#### [What to produce]
When you find the word "Ctrl" in a line of the entries, please copy the whole line.

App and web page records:
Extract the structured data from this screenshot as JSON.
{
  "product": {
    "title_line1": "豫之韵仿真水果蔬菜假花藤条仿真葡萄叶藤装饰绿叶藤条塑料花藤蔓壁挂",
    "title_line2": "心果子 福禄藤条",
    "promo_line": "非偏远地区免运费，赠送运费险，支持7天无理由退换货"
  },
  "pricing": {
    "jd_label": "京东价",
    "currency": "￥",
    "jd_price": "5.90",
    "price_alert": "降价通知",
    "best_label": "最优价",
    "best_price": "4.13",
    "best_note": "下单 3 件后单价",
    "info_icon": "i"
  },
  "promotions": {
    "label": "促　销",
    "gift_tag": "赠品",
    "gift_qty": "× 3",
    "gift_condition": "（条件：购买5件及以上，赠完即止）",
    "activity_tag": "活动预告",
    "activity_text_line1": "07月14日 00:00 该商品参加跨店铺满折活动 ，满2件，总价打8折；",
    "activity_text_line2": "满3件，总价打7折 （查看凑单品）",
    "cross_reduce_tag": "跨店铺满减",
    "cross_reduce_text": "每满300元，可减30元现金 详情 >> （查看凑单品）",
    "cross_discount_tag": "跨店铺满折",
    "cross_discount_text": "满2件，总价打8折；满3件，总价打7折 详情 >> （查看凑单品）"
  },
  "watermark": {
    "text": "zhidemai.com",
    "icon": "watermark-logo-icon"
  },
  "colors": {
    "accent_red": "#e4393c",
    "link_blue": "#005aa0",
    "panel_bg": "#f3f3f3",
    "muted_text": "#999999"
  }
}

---

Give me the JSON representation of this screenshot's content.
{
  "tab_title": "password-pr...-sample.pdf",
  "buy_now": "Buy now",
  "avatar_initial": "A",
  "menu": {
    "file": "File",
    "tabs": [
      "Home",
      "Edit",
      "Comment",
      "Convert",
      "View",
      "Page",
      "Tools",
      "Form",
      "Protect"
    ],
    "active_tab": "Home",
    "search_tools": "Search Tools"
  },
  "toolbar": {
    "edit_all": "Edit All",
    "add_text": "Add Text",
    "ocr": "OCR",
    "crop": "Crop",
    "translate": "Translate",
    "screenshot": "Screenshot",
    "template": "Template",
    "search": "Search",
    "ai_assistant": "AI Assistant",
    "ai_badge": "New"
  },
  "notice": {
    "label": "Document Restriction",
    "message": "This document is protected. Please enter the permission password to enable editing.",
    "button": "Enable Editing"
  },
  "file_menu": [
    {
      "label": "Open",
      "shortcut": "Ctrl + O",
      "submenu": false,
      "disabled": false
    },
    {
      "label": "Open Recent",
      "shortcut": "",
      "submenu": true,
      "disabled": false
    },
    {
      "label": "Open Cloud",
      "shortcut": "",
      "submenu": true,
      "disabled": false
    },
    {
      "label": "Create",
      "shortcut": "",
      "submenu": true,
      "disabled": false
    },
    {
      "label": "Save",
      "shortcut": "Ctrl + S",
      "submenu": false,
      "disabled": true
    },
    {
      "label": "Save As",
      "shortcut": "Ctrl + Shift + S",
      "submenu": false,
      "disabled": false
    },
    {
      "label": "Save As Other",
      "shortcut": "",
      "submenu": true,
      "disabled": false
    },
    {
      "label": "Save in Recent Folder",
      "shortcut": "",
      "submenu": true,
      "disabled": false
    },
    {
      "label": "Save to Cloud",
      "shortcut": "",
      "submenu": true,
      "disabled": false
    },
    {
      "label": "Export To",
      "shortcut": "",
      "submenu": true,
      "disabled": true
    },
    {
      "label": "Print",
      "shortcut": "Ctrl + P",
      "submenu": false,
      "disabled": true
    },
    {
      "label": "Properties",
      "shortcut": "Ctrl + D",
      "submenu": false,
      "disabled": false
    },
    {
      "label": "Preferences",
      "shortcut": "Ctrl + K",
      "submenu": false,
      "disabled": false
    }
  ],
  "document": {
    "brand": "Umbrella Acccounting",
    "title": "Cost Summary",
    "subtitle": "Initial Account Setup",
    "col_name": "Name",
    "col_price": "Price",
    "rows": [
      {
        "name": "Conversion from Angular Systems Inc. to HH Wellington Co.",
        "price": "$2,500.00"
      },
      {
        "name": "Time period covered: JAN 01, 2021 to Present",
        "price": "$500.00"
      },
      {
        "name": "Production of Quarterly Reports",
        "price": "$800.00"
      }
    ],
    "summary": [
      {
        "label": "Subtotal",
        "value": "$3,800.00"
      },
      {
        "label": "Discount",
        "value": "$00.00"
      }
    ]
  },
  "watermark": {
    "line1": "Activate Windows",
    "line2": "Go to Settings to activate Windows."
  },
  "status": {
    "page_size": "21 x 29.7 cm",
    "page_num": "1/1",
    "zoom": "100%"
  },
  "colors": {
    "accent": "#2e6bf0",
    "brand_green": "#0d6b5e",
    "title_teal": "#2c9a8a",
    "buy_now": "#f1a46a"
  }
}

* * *

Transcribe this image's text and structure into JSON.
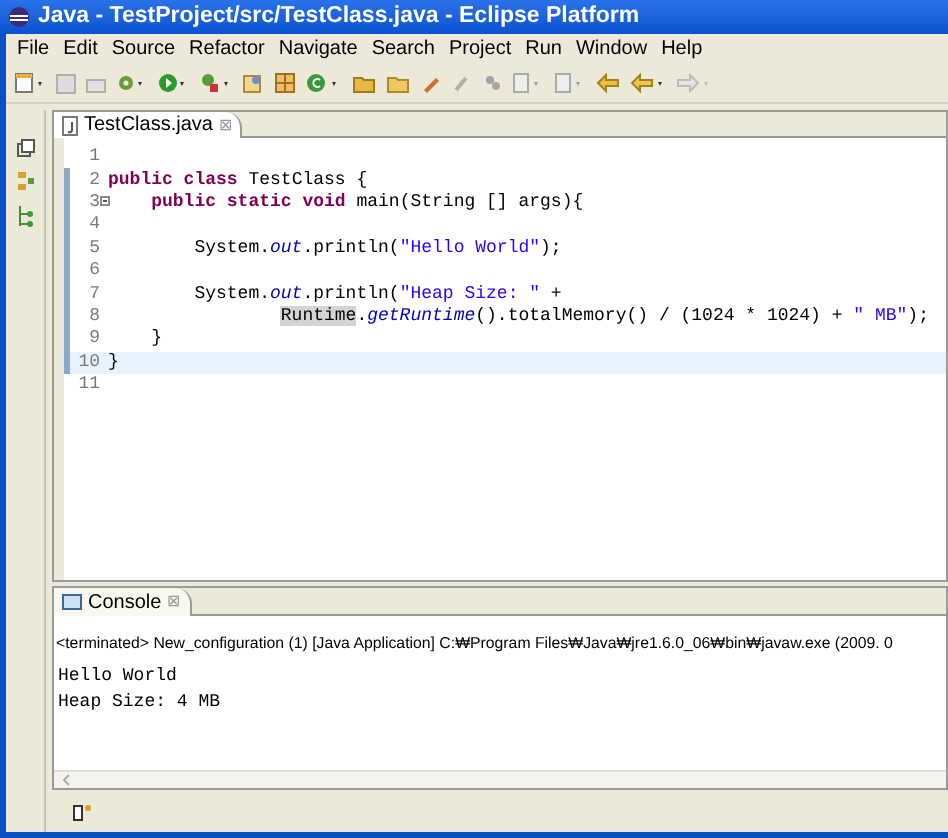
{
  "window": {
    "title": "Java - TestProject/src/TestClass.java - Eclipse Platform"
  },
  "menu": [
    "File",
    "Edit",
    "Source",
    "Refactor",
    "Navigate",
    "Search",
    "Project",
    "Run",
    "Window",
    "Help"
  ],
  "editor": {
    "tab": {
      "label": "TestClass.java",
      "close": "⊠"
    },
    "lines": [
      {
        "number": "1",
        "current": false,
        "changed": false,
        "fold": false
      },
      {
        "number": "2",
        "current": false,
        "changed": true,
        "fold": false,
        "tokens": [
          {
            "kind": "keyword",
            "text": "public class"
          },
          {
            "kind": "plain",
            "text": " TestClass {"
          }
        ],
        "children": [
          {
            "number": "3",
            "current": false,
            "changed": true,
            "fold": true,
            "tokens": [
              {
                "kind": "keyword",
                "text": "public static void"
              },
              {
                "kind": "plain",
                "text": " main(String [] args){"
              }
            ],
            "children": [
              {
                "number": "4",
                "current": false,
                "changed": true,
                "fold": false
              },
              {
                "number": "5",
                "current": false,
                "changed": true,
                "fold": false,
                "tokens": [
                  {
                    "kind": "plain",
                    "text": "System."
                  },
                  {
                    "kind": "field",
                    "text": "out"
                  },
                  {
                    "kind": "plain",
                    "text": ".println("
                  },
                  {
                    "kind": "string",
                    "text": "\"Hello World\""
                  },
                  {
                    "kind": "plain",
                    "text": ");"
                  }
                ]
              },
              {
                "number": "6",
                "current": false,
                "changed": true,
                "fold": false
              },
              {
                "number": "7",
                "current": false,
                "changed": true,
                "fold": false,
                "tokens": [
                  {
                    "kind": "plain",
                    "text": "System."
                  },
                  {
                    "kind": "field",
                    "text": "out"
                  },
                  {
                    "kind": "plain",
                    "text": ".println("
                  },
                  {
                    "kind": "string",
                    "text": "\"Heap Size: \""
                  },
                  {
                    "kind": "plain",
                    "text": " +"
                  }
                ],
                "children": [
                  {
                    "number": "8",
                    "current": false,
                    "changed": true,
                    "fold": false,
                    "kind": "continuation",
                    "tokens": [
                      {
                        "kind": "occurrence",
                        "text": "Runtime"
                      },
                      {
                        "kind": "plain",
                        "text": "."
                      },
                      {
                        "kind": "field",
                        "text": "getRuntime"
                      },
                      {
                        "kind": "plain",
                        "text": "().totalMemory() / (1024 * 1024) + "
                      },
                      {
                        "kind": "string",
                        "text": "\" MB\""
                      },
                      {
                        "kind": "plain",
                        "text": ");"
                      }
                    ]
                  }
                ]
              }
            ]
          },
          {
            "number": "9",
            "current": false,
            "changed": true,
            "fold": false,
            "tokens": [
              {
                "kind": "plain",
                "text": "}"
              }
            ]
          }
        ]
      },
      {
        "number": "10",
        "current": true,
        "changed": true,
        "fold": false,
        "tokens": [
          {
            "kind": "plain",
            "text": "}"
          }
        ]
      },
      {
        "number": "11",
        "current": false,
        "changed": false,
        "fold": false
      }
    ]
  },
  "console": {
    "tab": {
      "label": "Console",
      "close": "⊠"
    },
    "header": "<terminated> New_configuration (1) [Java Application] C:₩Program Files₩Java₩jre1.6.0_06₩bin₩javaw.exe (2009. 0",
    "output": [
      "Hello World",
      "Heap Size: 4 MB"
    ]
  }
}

#### [Response area]
      "shortcut": "Ctrl + O",
      "shortcut": "Ctrl + S",
      "shortcut": "Ctrl + Shift + S",
      "shortcut": "Ctrl + P",
      "shortcut": "Ctrl + D",
      "shortcut": "Ctrl + K",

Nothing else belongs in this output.